Start of DATA RECORDS

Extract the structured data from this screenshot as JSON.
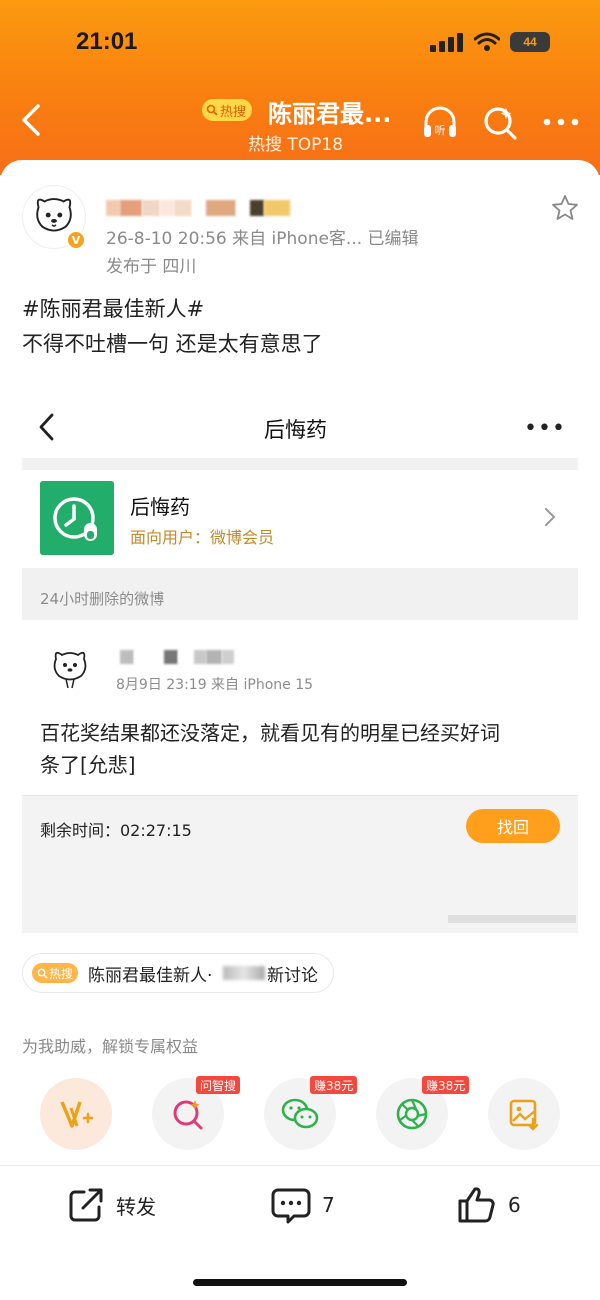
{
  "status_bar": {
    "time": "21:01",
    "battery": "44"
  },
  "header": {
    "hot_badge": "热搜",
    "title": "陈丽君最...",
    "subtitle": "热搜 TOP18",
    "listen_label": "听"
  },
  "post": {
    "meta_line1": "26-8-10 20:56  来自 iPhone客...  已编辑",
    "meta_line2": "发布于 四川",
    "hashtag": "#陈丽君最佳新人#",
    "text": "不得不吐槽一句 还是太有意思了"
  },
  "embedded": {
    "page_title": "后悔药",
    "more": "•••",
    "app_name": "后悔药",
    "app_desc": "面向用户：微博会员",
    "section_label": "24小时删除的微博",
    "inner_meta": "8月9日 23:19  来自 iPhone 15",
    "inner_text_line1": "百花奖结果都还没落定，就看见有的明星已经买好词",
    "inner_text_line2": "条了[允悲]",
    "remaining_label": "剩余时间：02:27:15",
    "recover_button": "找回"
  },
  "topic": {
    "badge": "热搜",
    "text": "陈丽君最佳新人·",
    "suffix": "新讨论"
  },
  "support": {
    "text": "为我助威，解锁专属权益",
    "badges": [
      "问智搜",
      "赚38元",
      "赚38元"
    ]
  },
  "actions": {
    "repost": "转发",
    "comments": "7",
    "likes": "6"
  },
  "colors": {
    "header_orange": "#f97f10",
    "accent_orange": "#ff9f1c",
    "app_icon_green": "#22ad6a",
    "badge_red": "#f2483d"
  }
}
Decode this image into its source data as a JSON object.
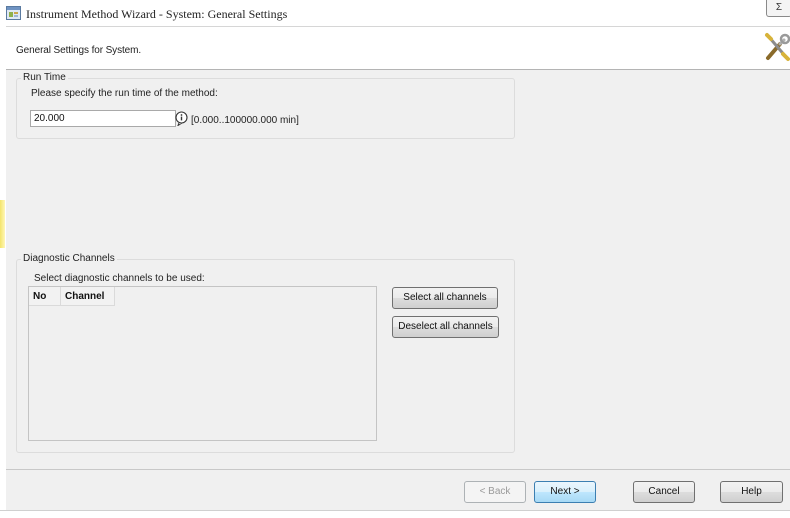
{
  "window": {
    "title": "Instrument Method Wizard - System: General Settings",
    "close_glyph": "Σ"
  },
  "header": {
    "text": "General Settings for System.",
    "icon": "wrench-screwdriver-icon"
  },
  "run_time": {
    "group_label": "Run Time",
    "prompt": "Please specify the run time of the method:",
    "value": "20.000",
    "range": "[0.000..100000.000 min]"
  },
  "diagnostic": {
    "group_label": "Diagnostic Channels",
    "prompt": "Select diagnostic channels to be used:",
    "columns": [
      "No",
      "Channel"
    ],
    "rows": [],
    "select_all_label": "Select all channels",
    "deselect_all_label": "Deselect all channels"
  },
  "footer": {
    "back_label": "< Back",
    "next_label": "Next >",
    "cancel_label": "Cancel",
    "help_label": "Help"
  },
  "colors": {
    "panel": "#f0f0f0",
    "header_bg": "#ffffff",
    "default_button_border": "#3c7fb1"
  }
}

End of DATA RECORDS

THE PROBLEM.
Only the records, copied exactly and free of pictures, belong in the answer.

ANSWER BELOW.
Extract the structured data from this screenshot as JSON.
{
  "status_bar": {
    "time": "21:01",
    "battery": "44"
  },
  "header": {
    "hot_badge": "热搜",
    "title": "陈丽君最...",
    "subtitle": "热搜 TOP18",
    "listen_label": "听"
  },
  "post": {
    "meta_line1": "26-8-10 20:56  来自 iPhone客...  已编辑",
    "meta_line2": "发布于 四川",
    "hashtag": "#陈丽君最佳新人#",
    "text": "不得不吐槽一句 还是太有意思了"
  },
  "embedded": {
    "page_title": "后悔药",
    "more": "•••",
    "app_name": "后悔药",
    "app_desc": "面向用户：微博会员",
    "section_label": "24小时删除的微博",
    "inner_meta": "8月9日 23:19  来自 iPhone 15",
    "inner_text_line1": "百花奖结果都还没落定，就看见有的明星已经买好词",
    "inner_text_line2": "条了[允悲]",
    "remaining_label": "剩余时间：02:27:15",
    "recover_button": "找回"
  },
  "topic": {
    "badge": "热搜",
    "text": "陈丽君最佳新人·",
    "suffix": "新讨论"
  },
  "support": {
    "text": "为我助威，解锁专属权益",
    "badges": [
      "问智搜",
      "赚38元",
      "赚38元"
    ]
  },
  "actions": {
    "repost": "转发",
    "comments": "7",
    "likes": "6"
  },
  "colors": {
    "header_orange": "#f97f10",
    "accent_orange": "#ff9f1c",
    "app_icon_green": "#22ad6a",
    "badge_red": "#f2483d"
  }
}
Decode this image into its source data as a JSON object.
{
  "window": {
    "title": "Instrument Method Wizard - System: General Settings",
    "close_glyph": "Σ"
  },
  "header": {
    "text": "General Settings for System.",
    "icon": "wrench-screwdriver-icon"
  },
  "run_time": {
    "group_label": "Run Time",
    "prompt": "Please specify the run time of the method:",
    "value": "20.000",
    "range": "[0.000..100000.000 min]"
  },
  "diagnostic": {
    "group_label": "Diagnostic Channels",
    "prompt": "Select diagnostic channels to be used:",
    "columns": [
      "No",
      "Channel"
    ],
    "rows": [],
    "select_all_label": "Select all channels",
    "deselect_all_label": "Deselect all channels"
  },
  "footer": {
    "back_label": "< Back",
    "next_label": "Next >",
    "cancel_label": "Cancel",
    "help_label": "Help"
  },
  "colors": {
    "panel": "#f0f0f0",
    "header_bg": "#ffffff",
    "default_button_border": "#3c7fb1"
  }
}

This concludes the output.